USPTO filing fees for a national stage application are much higher than those for a South Korean national phase application. If the applicant is a for-profit company, the difference between a small entity and a large entity is whether the company has more or less than 500 employees. For a small entity such as a for-profit company with fewer than 500 employees, the initial official filing fees will generally amount to $790 (as of the date of this post). There are no government fees for making priority claims.
What documents are required?
Assuming the PCT application has been published, the documents required for a US national phase application include:
- a signed declaration by each inventor;
- a signed Power of Attorney for the applicant;
- if the applicant is a company or organization, a signed assignment from each inventor to the entity (the inventor declaration and assignment may be combined into a single document that the inventor signs once); and
- if the published PCT specification is in Korean, an English translation.
Korean claims vs. US claims
Korean claims may typically include reference numerals. While such reference numerals are not required in US claims, it is unnecessary to delete the reference numbers from the claims in the US national stage application.

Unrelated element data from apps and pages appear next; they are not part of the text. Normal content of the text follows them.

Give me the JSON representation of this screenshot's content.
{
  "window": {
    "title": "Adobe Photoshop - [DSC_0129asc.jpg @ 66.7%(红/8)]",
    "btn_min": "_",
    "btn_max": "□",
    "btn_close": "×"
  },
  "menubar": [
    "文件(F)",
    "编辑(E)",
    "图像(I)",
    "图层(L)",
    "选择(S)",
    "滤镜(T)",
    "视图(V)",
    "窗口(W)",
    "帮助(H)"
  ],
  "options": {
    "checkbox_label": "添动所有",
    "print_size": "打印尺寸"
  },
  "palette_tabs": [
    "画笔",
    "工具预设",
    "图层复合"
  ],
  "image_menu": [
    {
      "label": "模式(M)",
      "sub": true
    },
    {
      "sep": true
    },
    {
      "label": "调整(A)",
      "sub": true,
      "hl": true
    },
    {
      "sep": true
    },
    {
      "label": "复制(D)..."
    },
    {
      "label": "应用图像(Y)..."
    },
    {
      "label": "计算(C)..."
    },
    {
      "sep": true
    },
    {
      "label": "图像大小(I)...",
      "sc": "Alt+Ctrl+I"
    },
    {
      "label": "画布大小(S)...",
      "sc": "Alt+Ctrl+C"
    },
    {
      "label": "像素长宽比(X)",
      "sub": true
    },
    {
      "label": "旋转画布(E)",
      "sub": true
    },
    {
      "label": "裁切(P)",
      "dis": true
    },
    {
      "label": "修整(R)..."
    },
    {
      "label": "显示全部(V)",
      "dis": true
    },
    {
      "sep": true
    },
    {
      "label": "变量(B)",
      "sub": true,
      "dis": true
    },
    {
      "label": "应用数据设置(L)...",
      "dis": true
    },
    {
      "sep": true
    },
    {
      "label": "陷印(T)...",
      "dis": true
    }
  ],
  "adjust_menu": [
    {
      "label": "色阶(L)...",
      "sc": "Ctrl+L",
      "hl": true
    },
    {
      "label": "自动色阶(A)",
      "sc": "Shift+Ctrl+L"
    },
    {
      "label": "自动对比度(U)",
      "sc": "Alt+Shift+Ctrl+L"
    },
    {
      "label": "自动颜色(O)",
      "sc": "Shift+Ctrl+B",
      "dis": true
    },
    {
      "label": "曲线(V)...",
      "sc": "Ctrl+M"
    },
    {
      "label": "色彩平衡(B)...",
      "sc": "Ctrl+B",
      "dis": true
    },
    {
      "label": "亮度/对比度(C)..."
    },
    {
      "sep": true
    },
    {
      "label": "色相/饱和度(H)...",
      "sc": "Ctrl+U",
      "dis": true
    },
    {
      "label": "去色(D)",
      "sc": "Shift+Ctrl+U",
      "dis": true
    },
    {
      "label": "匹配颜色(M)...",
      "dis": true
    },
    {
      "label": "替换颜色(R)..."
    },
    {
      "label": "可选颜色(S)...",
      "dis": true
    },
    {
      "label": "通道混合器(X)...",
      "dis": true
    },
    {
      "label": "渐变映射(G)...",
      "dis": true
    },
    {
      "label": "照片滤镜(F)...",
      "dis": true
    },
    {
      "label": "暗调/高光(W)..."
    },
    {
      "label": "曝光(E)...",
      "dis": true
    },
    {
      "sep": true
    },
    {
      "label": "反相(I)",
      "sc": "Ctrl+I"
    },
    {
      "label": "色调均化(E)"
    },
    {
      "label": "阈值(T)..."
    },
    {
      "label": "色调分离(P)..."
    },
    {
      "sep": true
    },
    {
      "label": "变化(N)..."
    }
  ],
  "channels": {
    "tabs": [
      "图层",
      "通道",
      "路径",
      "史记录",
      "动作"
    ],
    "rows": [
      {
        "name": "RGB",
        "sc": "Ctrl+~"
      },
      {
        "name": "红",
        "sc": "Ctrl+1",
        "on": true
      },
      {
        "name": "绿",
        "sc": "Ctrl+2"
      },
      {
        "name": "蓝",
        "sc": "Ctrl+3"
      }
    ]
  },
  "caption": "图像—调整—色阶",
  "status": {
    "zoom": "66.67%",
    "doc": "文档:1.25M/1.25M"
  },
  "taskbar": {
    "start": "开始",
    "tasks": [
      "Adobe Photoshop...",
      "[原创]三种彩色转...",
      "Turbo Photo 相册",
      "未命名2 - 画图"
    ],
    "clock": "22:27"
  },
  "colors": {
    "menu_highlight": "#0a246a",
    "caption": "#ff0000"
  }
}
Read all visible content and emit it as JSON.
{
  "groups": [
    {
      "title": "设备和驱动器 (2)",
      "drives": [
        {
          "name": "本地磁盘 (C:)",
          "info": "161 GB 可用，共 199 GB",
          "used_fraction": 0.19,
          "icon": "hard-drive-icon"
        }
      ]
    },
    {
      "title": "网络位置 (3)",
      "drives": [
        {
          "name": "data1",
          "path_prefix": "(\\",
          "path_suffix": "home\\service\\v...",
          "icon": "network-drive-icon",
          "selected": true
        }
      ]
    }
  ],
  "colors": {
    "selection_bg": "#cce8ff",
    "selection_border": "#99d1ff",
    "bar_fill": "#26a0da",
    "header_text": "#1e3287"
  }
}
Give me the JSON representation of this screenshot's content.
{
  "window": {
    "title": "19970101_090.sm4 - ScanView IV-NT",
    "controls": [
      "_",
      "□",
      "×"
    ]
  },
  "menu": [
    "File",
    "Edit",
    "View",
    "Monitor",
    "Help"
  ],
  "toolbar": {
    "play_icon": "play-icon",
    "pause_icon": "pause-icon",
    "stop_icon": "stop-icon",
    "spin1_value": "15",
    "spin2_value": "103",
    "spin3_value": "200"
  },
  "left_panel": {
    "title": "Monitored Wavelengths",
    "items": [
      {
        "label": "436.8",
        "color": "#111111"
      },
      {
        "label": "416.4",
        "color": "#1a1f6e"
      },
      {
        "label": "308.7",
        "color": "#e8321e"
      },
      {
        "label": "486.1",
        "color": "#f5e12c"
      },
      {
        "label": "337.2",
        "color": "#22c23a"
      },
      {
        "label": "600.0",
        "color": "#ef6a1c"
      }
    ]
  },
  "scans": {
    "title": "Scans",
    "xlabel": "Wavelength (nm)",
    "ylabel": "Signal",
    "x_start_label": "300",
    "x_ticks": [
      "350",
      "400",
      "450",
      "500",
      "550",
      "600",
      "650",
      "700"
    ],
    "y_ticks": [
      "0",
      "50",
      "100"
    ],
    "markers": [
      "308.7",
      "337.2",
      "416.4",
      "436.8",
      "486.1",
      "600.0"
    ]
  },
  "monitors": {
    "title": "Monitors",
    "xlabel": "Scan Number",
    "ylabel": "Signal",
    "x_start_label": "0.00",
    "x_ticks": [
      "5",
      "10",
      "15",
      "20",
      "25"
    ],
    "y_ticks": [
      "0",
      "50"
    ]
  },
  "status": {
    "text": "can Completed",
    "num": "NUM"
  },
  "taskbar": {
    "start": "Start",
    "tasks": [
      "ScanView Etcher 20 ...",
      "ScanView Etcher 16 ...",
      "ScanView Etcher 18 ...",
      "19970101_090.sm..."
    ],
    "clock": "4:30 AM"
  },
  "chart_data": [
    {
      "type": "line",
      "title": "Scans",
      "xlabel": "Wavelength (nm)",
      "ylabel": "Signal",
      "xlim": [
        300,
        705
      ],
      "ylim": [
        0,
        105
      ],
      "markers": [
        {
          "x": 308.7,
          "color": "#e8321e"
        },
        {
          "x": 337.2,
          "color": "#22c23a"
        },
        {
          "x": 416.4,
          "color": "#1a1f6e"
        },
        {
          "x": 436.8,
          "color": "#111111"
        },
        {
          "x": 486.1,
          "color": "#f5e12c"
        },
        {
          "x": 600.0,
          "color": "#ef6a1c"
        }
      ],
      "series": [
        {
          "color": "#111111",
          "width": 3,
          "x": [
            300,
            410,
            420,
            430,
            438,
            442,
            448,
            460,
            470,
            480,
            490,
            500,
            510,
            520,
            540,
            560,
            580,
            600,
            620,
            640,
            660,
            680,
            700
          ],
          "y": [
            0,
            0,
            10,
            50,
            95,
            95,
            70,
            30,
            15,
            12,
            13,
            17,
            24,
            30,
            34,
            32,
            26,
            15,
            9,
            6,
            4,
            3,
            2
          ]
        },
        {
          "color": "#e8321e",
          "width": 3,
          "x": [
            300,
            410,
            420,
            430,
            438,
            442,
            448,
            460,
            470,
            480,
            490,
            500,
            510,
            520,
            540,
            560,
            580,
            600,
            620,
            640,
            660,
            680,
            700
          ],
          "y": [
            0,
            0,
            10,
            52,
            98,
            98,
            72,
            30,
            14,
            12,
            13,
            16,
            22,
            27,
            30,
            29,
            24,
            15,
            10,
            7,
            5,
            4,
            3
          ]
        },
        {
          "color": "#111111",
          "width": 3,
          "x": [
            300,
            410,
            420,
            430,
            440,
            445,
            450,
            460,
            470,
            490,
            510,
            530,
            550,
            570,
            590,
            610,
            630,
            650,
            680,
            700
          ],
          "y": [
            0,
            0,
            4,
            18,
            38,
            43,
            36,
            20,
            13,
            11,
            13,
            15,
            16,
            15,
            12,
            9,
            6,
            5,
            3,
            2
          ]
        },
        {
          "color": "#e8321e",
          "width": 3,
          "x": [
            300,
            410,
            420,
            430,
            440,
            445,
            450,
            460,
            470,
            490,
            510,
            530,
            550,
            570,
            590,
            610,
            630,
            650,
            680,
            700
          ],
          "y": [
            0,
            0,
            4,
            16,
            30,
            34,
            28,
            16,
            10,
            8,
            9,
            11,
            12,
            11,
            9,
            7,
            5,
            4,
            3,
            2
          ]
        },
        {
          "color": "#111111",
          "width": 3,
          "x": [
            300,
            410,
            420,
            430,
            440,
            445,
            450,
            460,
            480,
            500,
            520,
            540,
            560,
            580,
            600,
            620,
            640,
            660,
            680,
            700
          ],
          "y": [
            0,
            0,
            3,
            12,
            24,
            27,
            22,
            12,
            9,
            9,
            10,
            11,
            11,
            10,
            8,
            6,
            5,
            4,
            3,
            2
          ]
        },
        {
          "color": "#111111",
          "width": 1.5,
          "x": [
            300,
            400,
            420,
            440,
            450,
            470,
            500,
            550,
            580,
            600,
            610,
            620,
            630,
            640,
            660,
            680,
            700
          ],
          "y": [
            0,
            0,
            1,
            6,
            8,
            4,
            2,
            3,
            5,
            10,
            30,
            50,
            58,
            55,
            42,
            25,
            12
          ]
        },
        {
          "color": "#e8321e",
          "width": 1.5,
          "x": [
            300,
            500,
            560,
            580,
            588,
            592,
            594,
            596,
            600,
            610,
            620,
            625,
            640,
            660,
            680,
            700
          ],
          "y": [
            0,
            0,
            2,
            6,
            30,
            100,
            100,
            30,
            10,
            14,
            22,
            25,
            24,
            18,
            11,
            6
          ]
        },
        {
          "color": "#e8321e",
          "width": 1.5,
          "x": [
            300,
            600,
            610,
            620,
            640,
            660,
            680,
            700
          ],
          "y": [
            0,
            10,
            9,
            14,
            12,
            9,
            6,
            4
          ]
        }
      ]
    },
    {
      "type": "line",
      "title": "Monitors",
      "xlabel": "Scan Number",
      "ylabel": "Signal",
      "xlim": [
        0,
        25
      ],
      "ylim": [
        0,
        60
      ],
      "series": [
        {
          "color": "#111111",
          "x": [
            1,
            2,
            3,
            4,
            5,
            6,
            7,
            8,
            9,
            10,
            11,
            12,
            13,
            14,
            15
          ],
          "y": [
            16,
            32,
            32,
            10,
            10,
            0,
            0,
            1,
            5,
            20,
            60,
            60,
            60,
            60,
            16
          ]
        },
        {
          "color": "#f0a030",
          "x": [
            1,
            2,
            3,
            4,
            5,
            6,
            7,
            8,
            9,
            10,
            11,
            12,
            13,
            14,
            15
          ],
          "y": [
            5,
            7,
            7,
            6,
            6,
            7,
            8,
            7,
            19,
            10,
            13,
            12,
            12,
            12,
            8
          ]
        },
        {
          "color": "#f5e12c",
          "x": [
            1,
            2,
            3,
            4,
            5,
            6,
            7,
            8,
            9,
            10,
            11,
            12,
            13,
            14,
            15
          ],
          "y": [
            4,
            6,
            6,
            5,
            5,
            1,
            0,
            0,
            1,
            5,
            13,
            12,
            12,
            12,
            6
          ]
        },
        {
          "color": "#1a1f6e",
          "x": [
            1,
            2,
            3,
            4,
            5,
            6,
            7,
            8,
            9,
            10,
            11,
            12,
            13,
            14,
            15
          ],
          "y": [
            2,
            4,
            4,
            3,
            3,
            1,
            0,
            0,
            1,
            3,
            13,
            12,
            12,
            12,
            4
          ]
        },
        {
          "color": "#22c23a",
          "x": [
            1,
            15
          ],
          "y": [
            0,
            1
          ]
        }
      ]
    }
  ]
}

The basic USPTO filing fees allow for up to 3 independent claims and 20 total claims. We generally encourage US national stage filers to take advantage of these claim limits by adding more claims in a Preliminary Amendment. Keep in mind that any new claims should generally stay within the subject matter of the PCT claims in order to minimize the probability of a Restriction Requirement.
How Korean SME and startup companies can reduce the cost of US patents
US patents are notorious for being expensive to obtain. Korean startups as well as small and midsize entities may be able to reduce costs by taking advantage of the Patent Prosecution Highway (PPH). If KIPO previously issued a favorable Office Action or allowance on any similar claims filed in the US, Korean applicants can use the earlier favorable claim ruling in the US by filing a PPH request. Both the USPTO and KIPO have a reciprocal PPH program. The PPH request may be filed after the initial national stage filing up to anytime before substantive examination by the US patent examiner begins. Keep in mind, however, that US patent examiners are not obligated to agree with the earlier favorable claim ruling although they might be persuaded by past claim decisions.
Ongoing duty to disclose known prior art
All applicants seeking US patents must disclose any known and relevant prior art. This duty applies not at the initial filing, but also throughout the prosecution of the pending application until the US application is issued or abandoned. Therefore, Korean PCT applicants with a counterpart application pending before KIPO should promptly advise their US patent attorney of any new prior art references cited by the Korean patent examiner. A supplemental Information Disclosure Statement should be filed within three months of the date of the Korean Office Action when the new prior art was first discovered.
Latest posts by Vic Lin (see all)
- How To Choose A Trademark Attorney - February 1, 2023
- What are the PCT member countries? - January 31, 2023
- How to Enforce Trademarks Without Spending Much Money or Time - January 26, 2023